What lines of the data hold the string "description"? Pull each one out.

_MATERIAL PROVIDED_
++++++++
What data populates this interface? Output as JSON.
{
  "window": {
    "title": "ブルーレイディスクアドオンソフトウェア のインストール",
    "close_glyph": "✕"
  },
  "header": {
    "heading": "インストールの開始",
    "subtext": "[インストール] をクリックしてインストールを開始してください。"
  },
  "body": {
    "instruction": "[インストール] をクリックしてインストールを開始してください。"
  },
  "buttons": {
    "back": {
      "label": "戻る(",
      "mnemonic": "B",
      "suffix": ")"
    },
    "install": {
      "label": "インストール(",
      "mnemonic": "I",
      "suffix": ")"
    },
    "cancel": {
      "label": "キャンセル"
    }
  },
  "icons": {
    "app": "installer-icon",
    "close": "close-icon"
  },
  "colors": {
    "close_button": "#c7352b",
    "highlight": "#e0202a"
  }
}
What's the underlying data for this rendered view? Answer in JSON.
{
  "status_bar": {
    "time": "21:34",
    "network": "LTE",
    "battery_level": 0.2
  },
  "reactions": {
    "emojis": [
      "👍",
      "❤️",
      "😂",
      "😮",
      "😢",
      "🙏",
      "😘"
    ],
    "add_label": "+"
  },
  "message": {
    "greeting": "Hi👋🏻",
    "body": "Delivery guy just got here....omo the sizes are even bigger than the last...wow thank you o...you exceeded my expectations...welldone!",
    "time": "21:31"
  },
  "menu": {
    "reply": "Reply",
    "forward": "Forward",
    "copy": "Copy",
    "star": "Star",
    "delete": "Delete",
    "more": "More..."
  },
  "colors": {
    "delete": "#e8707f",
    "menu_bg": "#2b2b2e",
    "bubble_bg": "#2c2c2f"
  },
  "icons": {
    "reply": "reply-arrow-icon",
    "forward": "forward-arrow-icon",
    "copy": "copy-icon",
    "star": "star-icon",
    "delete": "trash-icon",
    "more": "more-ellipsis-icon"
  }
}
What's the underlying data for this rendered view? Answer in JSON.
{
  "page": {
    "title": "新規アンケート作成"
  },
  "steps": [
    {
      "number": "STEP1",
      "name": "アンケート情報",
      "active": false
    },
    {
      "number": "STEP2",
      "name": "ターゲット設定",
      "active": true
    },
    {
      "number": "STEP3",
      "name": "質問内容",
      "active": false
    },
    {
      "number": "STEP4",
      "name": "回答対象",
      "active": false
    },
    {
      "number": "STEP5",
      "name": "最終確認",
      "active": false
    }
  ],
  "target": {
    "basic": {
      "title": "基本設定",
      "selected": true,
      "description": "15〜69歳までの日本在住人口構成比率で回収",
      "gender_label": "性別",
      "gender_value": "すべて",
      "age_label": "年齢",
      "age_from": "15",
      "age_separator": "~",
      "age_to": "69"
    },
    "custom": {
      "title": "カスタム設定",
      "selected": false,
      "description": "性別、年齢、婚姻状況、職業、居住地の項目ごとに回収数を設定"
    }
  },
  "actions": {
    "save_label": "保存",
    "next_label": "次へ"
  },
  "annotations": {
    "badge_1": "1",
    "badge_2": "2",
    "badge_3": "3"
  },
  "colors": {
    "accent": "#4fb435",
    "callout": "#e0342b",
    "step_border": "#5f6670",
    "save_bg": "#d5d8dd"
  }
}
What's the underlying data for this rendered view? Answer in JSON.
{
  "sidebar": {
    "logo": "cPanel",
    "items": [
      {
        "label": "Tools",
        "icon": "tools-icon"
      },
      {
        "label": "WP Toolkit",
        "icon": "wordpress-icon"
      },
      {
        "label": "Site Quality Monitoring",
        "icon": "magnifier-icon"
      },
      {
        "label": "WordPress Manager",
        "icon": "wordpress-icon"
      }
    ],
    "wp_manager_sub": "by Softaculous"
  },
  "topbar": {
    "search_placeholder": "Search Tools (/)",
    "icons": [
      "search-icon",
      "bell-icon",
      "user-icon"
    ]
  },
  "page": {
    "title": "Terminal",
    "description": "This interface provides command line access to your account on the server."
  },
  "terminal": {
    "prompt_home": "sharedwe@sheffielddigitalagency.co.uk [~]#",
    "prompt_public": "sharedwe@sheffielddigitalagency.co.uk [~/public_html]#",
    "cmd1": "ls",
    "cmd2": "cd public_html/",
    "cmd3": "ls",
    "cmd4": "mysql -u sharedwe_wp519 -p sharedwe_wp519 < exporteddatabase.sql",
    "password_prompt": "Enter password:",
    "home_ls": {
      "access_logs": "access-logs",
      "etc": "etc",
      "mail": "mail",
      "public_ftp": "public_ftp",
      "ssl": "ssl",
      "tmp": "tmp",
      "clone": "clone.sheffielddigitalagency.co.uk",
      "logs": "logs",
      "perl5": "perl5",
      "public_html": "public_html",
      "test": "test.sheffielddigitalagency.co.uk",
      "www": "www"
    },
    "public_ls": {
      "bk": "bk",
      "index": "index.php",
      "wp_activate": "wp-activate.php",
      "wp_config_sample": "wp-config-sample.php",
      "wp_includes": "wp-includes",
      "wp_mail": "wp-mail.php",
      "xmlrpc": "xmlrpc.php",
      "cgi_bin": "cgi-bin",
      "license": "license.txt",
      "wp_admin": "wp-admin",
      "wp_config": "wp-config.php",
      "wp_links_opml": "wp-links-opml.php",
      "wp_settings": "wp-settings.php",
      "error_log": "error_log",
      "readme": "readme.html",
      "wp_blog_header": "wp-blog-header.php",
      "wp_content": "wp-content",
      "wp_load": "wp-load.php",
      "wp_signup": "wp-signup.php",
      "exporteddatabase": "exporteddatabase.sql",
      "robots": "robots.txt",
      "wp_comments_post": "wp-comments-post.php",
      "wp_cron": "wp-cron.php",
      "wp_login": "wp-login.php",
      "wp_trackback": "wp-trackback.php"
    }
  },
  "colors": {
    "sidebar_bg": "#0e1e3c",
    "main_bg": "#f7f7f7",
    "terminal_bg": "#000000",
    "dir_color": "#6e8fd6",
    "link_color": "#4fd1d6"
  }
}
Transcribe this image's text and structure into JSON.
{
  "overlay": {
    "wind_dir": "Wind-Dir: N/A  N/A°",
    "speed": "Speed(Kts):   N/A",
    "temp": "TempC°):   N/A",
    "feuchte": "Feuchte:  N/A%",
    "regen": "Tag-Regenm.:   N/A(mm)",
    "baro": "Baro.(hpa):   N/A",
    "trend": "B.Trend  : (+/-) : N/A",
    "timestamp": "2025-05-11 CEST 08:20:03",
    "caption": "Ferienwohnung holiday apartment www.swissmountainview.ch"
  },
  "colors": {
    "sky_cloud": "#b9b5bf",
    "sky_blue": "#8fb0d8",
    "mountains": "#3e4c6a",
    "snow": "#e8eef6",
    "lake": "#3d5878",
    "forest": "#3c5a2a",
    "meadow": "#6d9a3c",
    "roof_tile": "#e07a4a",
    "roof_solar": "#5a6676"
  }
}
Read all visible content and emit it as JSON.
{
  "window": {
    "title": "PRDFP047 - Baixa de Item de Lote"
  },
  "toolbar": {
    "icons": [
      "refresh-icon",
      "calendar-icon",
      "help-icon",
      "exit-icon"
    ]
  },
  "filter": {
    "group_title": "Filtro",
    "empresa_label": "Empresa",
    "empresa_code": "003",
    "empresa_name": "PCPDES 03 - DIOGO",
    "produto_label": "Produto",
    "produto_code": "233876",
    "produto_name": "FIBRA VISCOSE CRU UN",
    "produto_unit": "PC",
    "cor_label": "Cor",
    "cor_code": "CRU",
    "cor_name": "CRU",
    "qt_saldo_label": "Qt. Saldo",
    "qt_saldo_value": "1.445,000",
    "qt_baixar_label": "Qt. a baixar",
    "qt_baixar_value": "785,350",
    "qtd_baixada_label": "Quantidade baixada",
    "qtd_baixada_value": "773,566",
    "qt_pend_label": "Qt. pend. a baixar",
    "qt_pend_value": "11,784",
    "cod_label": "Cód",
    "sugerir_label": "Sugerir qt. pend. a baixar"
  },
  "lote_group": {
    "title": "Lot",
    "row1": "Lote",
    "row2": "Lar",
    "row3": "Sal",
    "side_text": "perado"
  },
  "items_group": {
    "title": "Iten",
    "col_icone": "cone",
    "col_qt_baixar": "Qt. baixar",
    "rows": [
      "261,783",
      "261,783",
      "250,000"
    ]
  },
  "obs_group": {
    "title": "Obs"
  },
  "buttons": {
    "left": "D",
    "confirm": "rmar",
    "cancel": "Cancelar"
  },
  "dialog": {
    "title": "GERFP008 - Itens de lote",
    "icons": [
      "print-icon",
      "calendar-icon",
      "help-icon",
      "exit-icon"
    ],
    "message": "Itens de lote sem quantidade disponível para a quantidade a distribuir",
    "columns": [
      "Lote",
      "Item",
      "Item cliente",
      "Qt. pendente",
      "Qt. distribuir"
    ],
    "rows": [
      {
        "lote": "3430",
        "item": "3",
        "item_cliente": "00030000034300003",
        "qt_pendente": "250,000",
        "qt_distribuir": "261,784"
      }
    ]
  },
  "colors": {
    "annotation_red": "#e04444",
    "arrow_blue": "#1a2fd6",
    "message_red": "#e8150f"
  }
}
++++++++
_EXERCISE ANSWER_
      "description": "15〜69歳までの日本在住人口構成比率で回収",
      "description": "性別、年齢、婚姻状況、職業、居住地の項目ごとに回収数を設定"
    "description": "This interface provides command line access to your account on the server."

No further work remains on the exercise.